### Activity
Pick out and copy every line below that has the word "gars".

### Records shown
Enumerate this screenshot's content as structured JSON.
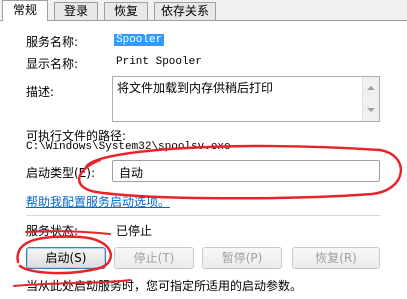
{
  "tabs": [
    {
      "label": "常规"
    },
    {
      "label": "登录"
    },
    {
      "label": "恢复"
    },
    {
      "label": "依存关系"
    }
  ],
  "fields": {
    "service_name_label": "服务名称:",
    "service_name_value": "Spooler",
    "display_name_label": "显示名称:",
    "display_name_value": "Print Spooler",
    "description_label": "描述:",
    "description_value": "将文件加载到内存供稍后打印",
    "exe_path_label": "可执行文件的路径:",
    "exe_path_value": "C:\\Windows\\System32\\spoolsv.exe",
    "startup_type_label": "启动类型(E):",
    "startup_type_value": "自动",
    "help_link": "帮助我配置服务启动选项。",
    "status_label": "服务状态:",
    "status_value": "已停止",
    "hint_text": "当从此处启动服务时，您可指定所适用的启动参数。"
  },
  "buttons": {
    "start": "启动(S)",
    "stop": "停止(T)",
    "pause": "暂停(P)",
    "resume": "恢复(R)"
  },
  "colors": {
    "annotation": "#e8242b",
    "selection": "#3399ff",
    "link": "#0066cc"
  }
}
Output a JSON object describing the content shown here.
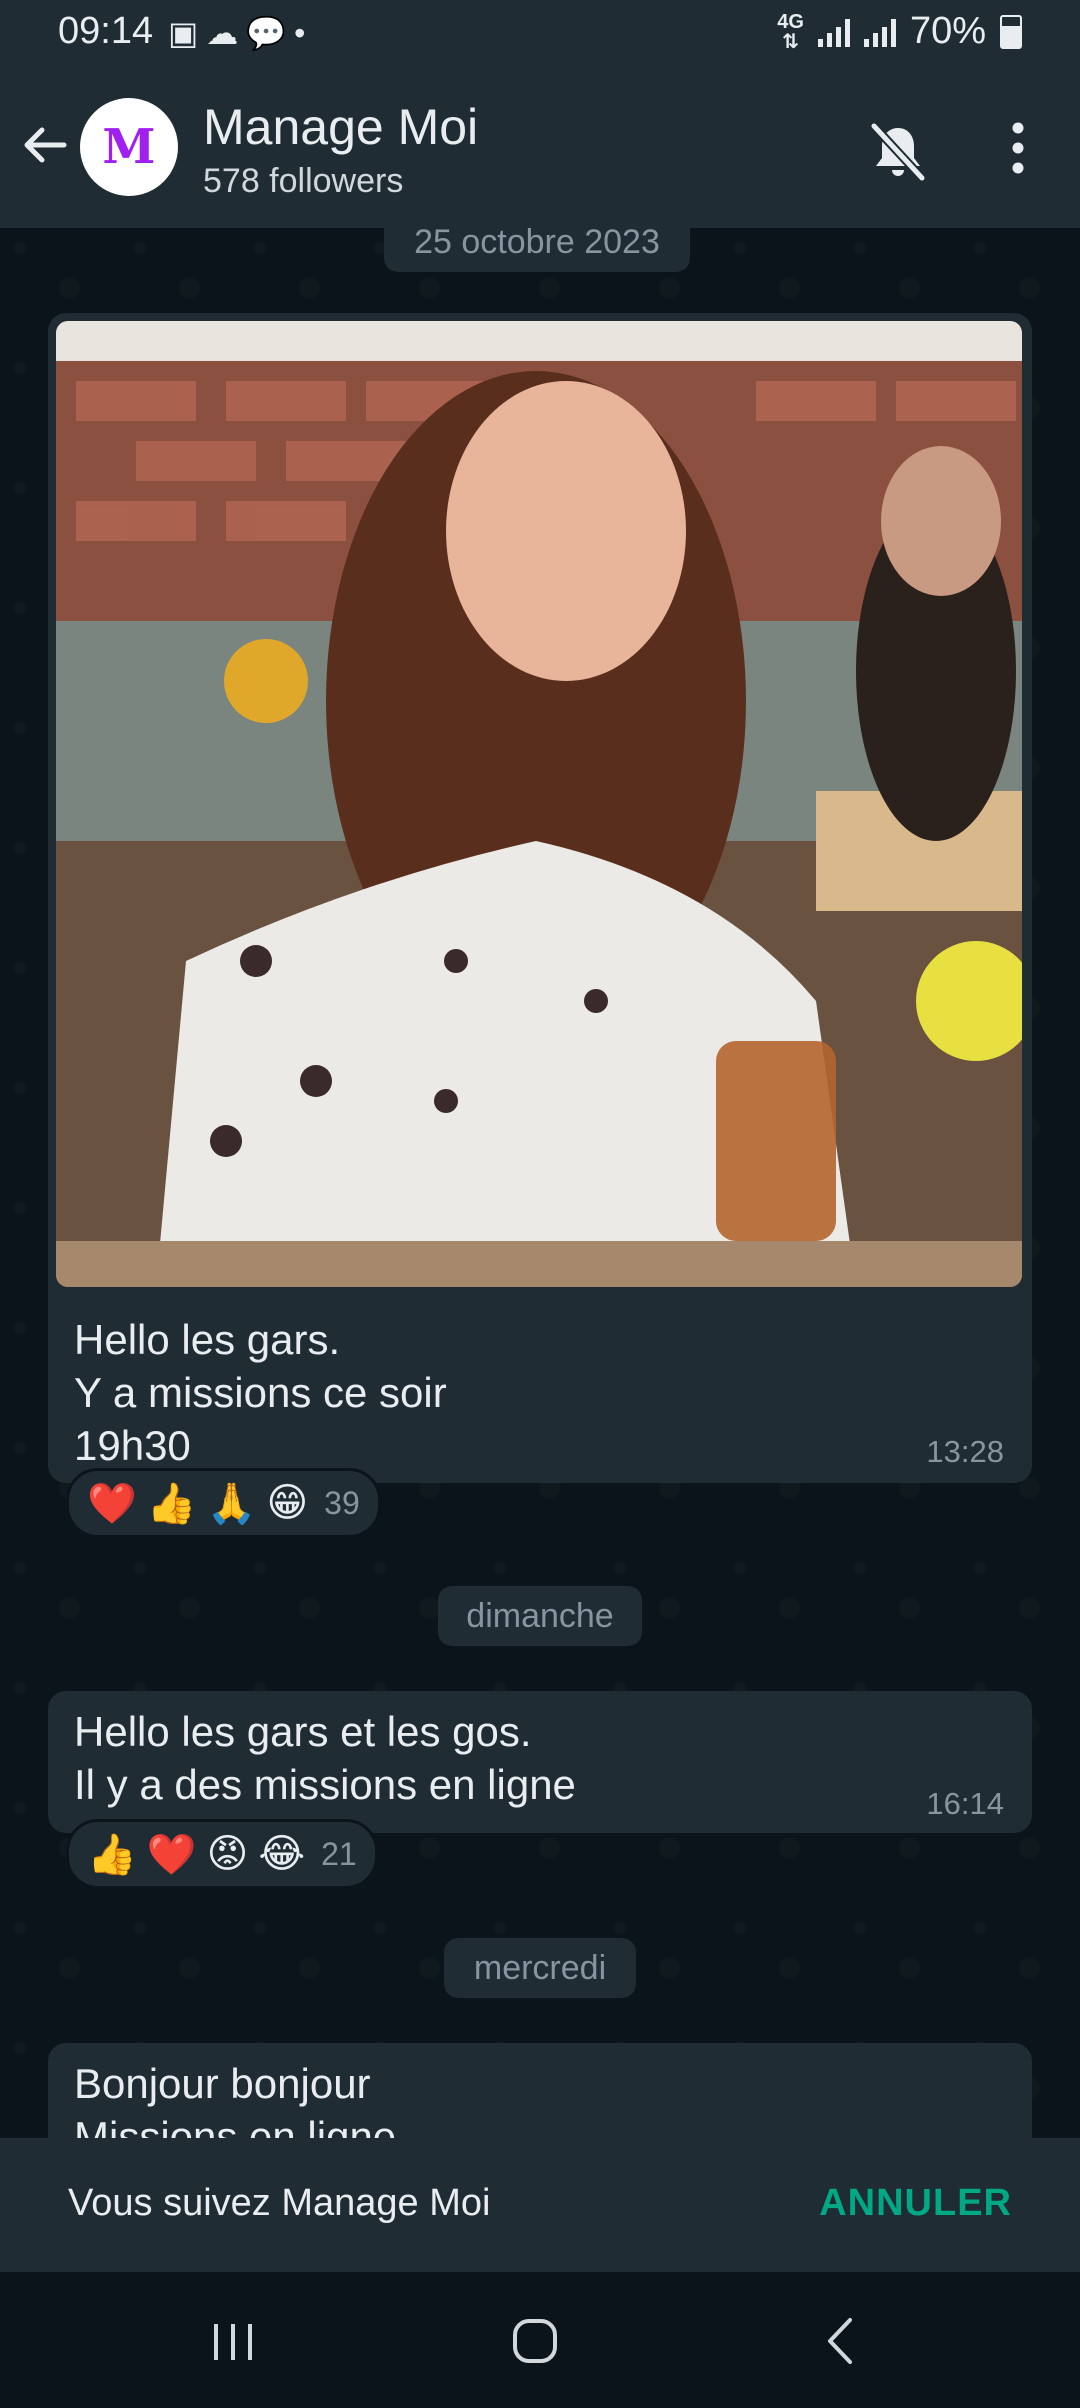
{
  "status_bar": {
    "time": "09:14",
    "network": "4G",
    "battery": "70%",
    "battery_level": 0.7,
    "icons": [
      "image-icon",
      "cloud-icon",
      "chat-bubble-icon",
      "dot-icon"
    ]
  },
  "header": {
    "channel_name": "Manage Moi",
    "followers": "578 followers",
    "avatar_icon": "manage-moi-logo",
    "avatar_letter": "M"
  },
  "chat": {
    "date_1": "25 octobre 2023",
    "message_1": {
      "text": "Hello les gars.\nY a missions ce soir\n19h30",
      "time": "13:28",
      "reactions": [
        "❤️",
        "👍",
        "🙏",
        "😁"
      ],
      "reaction_count": "39"
    },
    "date_2": "dimanche",
    "message_2": {
      "text": "Hello les gars et les gos.\nIl y a des missions en ligne",
      "time": "16:14",
      "reactions": [
        "👍",
        "❤️",
        "😡",
        "😂"
      ],
      "reaction_count": "21"
    },
    "date_3": "mercredi",
    "message_3": {
      "text": "Bonjour bonjour\nMissions en ligne"
    }
  },
  "follow_bar": {
    "text": "Vous suivez Manage Moi",
    "cancel_label": "ANNULER"
  },
  "colors": {
    "accent": "#00a884",
    "bubble": "#1f2c34",
    "background": "#0b141a"
  }
}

### Response to this exercise
      "text": "Hello les gars.\nY a missions ce soir\n19h30",
      "text": "Hello les gars et les gos.\nIl y a des missions en ligne",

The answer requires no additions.